||Phenotypic differentiation in a common garden reflects the phylogeography of a widespread Alpine plant|
||Frei ES, Scheepens JF, Armbruster GFJ, Stöcklin J|
||Journal of Ecology 100: 297-308|
1. GlacialhistoryhasaffectedthephylogeographicstructureofnumerousAlpineplantspecies,but its impact on phenotypic differentiation has been little studied. Therefore, we asked whether pheno- typic differentiation in a common garden reflects the phylogeographic structure of the widespread Alpine plant Geum reptans L.|
2. Wecombinedamolecularinvestigationwithacommongardenexperimentandinvestigatedgen- ets from 16 populations of G. reptans sampled from the European Alps. Using neutral molecular markers (RAPDs) and Bayesian cluster analysis, we analysed the species’ genetic differentiation and phylogeographic structure.
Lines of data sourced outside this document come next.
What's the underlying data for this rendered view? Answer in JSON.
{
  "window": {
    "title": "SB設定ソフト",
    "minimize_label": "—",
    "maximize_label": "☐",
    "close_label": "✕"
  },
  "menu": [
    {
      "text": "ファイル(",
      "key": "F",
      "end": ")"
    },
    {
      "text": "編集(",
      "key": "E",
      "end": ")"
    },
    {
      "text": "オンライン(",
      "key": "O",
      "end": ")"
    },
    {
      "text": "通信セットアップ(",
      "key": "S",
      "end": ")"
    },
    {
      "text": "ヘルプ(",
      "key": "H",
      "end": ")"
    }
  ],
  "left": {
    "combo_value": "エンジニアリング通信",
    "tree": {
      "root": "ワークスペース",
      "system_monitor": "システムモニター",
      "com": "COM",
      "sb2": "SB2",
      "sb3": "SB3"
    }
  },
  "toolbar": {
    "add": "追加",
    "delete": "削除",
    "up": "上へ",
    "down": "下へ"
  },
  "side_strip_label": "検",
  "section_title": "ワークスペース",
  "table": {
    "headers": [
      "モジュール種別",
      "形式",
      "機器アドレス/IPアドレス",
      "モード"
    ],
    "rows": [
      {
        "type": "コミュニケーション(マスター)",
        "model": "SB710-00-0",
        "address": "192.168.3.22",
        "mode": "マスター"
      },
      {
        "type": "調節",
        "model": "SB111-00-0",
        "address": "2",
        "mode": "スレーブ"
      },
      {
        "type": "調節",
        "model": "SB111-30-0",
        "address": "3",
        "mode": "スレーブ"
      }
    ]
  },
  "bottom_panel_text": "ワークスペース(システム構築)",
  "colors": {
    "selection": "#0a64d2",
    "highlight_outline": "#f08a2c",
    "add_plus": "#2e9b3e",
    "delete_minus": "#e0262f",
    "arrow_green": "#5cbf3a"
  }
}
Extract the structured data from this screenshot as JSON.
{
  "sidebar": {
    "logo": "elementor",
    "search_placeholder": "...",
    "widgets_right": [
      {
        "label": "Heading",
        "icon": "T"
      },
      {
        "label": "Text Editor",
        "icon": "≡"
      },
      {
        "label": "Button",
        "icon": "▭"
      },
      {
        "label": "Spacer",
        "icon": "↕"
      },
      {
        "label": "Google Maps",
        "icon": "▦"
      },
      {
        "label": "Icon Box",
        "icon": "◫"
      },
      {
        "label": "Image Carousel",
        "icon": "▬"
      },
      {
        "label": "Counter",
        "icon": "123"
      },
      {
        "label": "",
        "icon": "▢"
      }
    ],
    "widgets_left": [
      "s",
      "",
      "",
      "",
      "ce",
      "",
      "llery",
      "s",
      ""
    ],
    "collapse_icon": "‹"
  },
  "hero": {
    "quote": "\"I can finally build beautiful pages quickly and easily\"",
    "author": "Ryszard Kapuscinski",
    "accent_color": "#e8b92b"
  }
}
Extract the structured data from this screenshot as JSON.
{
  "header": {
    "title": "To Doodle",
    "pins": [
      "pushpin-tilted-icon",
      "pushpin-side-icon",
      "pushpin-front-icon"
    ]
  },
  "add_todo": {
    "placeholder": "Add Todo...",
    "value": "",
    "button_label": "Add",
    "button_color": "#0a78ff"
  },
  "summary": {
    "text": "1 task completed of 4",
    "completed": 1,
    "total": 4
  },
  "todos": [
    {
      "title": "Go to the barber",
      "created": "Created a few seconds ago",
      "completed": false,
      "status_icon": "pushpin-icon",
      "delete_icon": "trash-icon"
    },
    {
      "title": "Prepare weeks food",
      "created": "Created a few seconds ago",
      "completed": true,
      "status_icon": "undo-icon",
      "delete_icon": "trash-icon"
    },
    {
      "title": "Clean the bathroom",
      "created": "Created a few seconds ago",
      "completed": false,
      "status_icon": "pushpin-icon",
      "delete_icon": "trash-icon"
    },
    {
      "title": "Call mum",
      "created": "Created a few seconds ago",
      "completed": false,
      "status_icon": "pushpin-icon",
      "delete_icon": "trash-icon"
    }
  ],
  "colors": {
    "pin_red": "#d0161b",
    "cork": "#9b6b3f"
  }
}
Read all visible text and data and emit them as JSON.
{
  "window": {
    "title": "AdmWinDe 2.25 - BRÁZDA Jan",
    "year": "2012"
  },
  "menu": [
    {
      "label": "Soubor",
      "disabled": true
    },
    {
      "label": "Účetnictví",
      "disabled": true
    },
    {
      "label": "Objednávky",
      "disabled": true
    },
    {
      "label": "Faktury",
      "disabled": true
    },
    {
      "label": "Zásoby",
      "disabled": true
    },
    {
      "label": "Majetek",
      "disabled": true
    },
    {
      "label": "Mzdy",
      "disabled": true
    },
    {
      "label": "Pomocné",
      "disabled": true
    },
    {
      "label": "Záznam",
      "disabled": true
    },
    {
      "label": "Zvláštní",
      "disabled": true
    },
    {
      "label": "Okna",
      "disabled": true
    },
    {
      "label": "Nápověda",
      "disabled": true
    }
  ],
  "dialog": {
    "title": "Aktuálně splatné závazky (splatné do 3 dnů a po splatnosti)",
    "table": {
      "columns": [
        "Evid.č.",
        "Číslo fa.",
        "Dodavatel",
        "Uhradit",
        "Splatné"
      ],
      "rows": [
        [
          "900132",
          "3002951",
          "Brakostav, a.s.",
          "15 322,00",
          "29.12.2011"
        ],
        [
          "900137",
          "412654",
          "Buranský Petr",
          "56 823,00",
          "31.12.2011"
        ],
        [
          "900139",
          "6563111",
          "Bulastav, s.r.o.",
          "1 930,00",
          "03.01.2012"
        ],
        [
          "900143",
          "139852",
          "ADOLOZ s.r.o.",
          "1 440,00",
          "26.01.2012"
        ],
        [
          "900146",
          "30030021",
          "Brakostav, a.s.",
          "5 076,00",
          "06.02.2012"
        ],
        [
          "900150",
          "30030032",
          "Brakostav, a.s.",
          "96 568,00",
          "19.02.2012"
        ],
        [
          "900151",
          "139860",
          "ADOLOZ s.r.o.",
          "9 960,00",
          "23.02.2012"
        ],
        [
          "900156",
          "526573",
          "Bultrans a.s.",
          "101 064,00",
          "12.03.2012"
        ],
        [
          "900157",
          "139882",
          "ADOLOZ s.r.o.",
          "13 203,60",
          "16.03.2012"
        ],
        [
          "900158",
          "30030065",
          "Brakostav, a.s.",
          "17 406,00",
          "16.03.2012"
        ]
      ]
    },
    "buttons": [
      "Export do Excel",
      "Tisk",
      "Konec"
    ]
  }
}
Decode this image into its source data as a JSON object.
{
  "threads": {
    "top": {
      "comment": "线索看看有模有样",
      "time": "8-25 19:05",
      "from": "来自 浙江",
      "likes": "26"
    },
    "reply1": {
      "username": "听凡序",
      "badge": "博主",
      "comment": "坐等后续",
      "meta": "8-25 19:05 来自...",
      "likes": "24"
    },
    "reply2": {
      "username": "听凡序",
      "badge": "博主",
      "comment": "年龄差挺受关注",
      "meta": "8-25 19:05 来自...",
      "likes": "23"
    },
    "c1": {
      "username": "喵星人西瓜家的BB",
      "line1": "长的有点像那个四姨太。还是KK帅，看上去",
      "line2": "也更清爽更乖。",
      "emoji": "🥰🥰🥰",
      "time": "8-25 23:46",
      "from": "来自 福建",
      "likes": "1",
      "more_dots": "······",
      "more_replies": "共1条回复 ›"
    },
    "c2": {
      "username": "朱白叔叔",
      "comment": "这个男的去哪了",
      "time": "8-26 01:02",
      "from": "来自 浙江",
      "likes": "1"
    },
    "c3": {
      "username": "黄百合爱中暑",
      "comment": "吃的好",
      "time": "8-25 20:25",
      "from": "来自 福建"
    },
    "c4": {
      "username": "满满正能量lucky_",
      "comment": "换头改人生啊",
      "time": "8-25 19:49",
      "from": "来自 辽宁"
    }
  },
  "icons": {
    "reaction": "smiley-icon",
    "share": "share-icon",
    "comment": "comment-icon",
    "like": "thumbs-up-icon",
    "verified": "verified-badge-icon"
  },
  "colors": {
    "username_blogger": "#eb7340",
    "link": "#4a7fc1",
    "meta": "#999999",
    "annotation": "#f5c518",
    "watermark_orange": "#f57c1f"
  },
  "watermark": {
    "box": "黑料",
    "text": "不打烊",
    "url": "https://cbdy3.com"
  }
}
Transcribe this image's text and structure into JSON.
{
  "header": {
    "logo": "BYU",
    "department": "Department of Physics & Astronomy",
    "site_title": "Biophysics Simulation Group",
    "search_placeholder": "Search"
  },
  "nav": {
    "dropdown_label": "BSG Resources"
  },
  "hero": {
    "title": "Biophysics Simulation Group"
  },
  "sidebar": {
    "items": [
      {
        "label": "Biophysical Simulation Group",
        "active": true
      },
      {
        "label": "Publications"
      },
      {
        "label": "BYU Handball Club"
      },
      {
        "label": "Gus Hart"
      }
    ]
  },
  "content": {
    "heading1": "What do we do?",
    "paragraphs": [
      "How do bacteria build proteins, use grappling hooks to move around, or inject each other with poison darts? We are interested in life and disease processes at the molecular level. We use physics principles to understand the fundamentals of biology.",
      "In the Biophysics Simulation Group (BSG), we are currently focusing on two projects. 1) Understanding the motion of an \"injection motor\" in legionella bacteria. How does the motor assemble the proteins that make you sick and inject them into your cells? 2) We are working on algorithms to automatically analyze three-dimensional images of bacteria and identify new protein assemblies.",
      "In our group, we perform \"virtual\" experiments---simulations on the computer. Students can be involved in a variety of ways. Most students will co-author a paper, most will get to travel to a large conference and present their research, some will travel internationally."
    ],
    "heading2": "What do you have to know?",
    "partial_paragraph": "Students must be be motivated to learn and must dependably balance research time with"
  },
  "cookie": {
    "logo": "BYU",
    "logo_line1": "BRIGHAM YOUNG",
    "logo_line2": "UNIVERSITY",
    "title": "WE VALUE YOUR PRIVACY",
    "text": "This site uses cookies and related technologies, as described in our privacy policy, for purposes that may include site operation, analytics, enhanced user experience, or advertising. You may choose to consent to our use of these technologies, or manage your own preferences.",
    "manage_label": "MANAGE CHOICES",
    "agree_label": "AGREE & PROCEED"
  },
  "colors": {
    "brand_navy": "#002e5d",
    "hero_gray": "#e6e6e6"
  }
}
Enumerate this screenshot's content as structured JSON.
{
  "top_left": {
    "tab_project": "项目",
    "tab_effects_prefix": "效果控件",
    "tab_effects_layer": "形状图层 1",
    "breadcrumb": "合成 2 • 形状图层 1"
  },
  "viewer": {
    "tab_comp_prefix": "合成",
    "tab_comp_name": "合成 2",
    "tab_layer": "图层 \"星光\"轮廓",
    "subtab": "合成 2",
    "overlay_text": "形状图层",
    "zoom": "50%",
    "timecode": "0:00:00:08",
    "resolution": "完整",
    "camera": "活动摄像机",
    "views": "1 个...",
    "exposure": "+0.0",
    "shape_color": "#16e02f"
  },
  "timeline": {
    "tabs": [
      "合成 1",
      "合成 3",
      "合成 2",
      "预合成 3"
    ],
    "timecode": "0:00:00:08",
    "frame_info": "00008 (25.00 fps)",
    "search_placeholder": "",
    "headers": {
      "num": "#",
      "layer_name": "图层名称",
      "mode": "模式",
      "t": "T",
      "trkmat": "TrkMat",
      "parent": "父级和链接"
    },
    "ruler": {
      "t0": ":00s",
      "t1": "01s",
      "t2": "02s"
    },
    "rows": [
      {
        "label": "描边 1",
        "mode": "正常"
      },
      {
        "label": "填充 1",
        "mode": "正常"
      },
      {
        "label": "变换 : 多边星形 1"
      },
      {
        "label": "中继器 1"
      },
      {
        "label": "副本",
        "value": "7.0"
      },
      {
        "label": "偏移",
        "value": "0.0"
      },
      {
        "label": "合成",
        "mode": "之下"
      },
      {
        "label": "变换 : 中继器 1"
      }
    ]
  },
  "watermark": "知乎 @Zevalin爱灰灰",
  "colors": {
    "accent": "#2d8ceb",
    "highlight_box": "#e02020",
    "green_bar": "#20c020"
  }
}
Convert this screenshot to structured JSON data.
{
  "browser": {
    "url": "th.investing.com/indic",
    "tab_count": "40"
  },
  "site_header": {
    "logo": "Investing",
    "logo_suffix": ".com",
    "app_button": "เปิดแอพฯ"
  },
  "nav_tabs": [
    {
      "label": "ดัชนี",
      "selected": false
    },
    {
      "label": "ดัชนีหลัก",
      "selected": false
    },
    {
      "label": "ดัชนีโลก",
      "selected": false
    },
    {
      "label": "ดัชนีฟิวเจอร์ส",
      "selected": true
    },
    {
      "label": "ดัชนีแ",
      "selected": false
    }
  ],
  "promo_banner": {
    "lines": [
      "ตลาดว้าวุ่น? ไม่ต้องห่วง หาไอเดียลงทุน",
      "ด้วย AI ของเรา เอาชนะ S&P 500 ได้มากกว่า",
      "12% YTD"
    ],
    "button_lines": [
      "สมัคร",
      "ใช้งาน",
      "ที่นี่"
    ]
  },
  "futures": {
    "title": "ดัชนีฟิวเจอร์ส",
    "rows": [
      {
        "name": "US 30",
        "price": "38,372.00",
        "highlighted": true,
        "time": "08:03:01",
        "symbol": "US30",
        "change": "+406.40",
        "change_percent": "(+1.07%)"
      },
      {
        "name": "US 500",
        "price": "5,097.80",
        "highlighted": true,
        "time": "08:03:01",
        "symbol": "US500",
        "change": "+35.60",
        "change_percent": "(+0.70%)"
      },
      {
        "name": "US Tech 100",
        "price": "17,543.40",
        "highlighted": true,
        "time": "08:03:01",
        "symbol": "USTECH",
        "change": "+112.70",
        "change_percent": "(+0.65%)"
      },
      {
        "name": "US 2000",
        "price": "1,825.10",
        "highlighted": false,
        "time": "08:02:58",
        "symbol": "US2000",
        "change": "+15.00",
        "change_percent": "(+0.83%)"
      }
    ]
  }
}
In the common garden, we measured the differentiation of pheno- typic traits related to growth, reproduction and leaf morphology.
3. Molecularanalysispartitionedthepopulationsintothreegeneticgroups,indicatingpronounced phylogeographic structure. Regional molecular variation was correlated with regional phenotypic differentiation.
4. Quantitative trait differentiation (QST) differed from neutral molecular differentiation (GST) in 10 of 11 traits, indicating that selection has contributed to phenotypic differentiation. Significant negative correlations between biomass and precipitation records for site of origin are a further indi- cation of adaptation.
5. Synthesis. The current study compared regional molecular variation and phenotypic differentia- tion among populations of a widespread species in the context of extreme range changes during gla- ciations in the Alps. Because the common garden phenotypic differentiation of G. reptans reflects its phylogeographic structure, we conclude that glacial history affected both genotypes and pheno- types. The results suggest that the present-day phenotypic differentiation was caused by genetic drift and limited gene flow between populations in glacial refugia and during post-glacial recolonization, as well as by adaptation to current climatic conditions. Our findings are relevant for understanding the adaptive potential of Alpine plants and predicting potential range shifts in response to future climate change.
||adaptation, common garden, ecological genetics and ecogenomics, genetic drift, Geum reptans, glacial history, phenotypic differentiation, QST–FST analysis
||Jürg Stöcklin: email | webpage|